Scully had previously expressed frustration with what she saw as a delay in issuing a Silver Alert for her son when he went missing in June.

“I think the general public understands when a Silver Alert is issued for an older person typically with Alzheimer’s or dementia, we have an obligation to try to return them to safety,” she said this week. “I don’t think that is the case with individuals with severe mental illness.”


State Rep. Laura Supica, D-Bangor, said she is discussing Lacher’s disappearance with other lawmakers.

“We are interested in looking at this and seeing how we can fill the gap,” Supica said.

“It feels like it’s always the mother shouldering the burden for their children when it’s with mental health care or education or something else,” she said.
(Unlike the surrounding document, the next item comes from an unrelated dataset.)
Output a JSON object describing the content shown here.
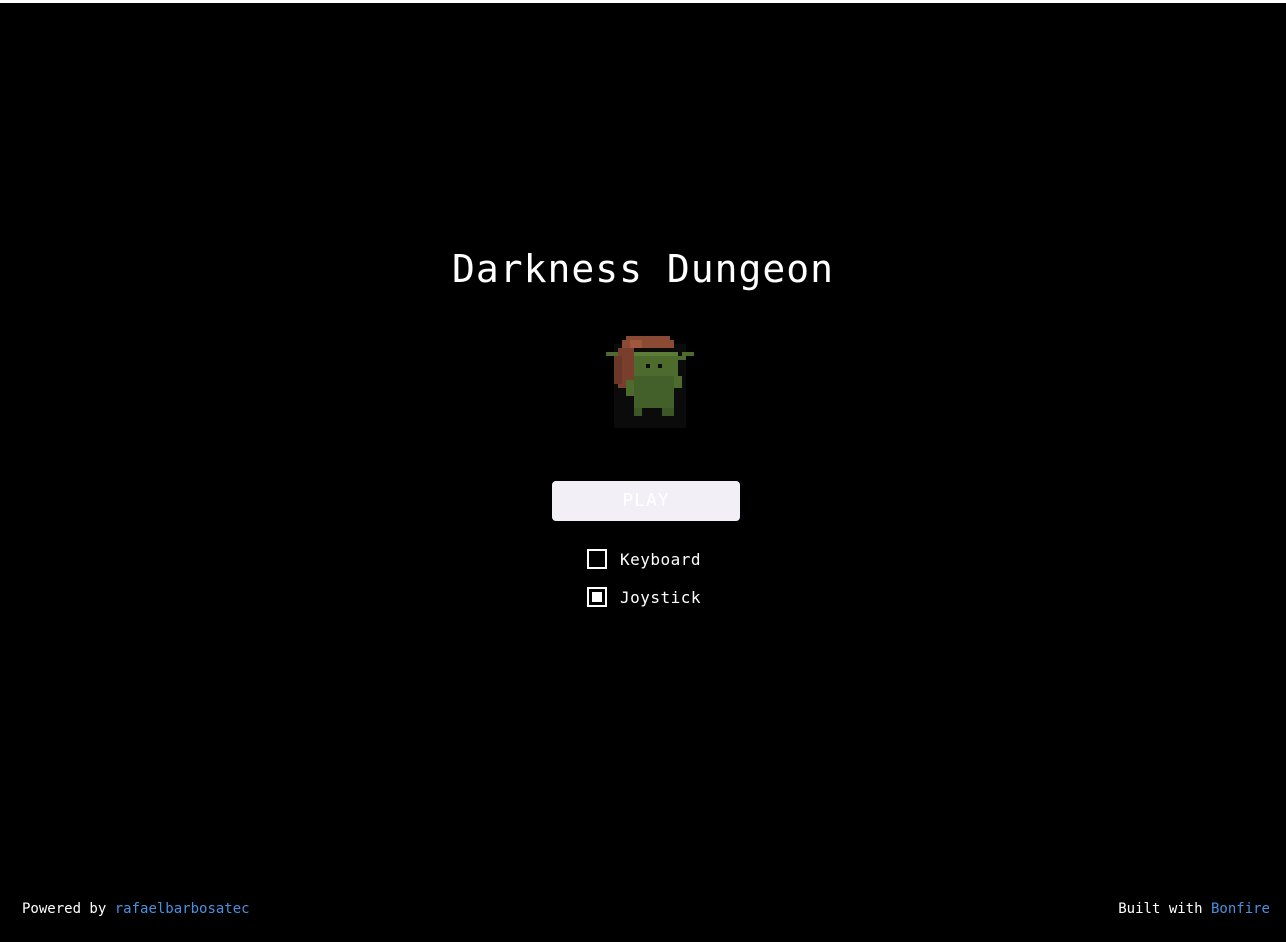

About 75 acres were searched over two days in the week Lacher went missing in Bangor. He’s capable of walking long distances, his mother said. Lacher may also be mute, she said, explaining that he was mute for months following the November disappearance and had only recently begun talking again before fleeing the Bangor hospital.
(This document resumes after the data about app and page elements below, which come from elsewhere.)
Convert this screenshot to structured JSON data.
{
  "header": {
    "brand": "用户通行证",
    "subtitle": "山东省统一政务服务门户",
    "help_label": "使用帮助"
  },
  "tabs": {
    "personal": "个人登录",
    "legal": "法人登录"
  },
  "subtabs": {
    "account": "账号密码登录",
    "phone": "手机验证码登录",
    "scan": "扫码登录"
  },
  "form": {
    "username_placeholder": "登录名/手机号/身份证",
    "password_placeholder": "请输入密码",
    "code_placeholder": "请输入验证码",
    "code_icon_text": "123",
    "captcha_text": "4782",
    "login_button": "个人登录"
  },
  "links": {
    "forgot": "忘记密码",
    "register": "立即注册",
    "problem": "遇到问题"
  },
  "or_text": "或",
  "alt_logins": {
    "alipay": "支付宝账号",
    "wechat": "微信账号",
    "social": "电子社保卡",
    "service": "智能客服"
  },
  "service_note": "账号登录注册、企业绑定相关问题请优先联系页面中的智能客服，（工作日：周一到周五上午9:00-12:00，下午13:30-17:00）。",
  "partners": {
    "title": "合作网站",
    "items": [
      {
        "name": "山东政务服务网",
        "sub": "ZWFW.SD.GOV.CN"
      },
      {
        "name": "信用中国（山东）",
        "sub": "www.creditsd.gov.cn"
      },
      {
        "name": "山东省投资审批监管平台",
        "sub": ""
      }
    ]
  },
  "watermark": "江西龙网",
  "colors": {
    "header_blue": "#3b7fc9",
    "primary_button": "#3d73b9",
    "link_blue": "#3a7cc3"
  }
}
Tammy Lacher Scully holds her son, Graham Lacher, in a photo taken in the late 1980s. Lacher, now 37, is missing after running away from a Bangor psychiatric hospital on June 6. Scully is critical of what she says is an inadequate mental health system in Maine that doesn’t properly serve those with severe cases of mental illness. Photo courtesy of Tammy Lacher Scully

Scully said few services are provided for someone like Lacher once he’s an outpatient. She believes he would have benefitted from continued occupational therapy and psychotherapy designed specifically for those with schizophrenia.

The group home in Norridgewock had 24/7 supervision, dispensed medication, provided transportation to appointments and had other services, she said. But the home was geared toward people with less severe cases of mental illness.


Scully and her family did their best to supplement the efforts of the group home by frequently visiting Lacher, supporting his interest in nutrition and exercise, and involving him in art projects and other activities.

There have been news reports and online chatter about Lacher’s disappearance and Scully believes there is a misunderstanding on the public’s part.

“Lots of people say he’s an adult and he can make his own choices, leave him alone. But his decisions can be life-threatening and not based in reality,” she said. “It’s my obligation as his guardian to not let him do that. His poor decisions are not the same as you or I would make, they are life-threatening decisions.

“As a mother, of course I want my son to be as independent as he can be. He needs help in order to not put his life at risk,” Scully said. “My hope is that we find him alive, we address whatever physical health issues he is going to have, that we can adjust medications that help him manage his symptoms better, and we find him a living situation that provides him as much independence as he can manage.”  

Authorities ask that anyone who sees Lacher, or has information about his whereabouts, call Bangor police at 207-942-8211.

Editor’s note: This story has been updated with new comments from a Department of Health and Human Services spokesperson. 

Related Headlines

Comments are not available on this story.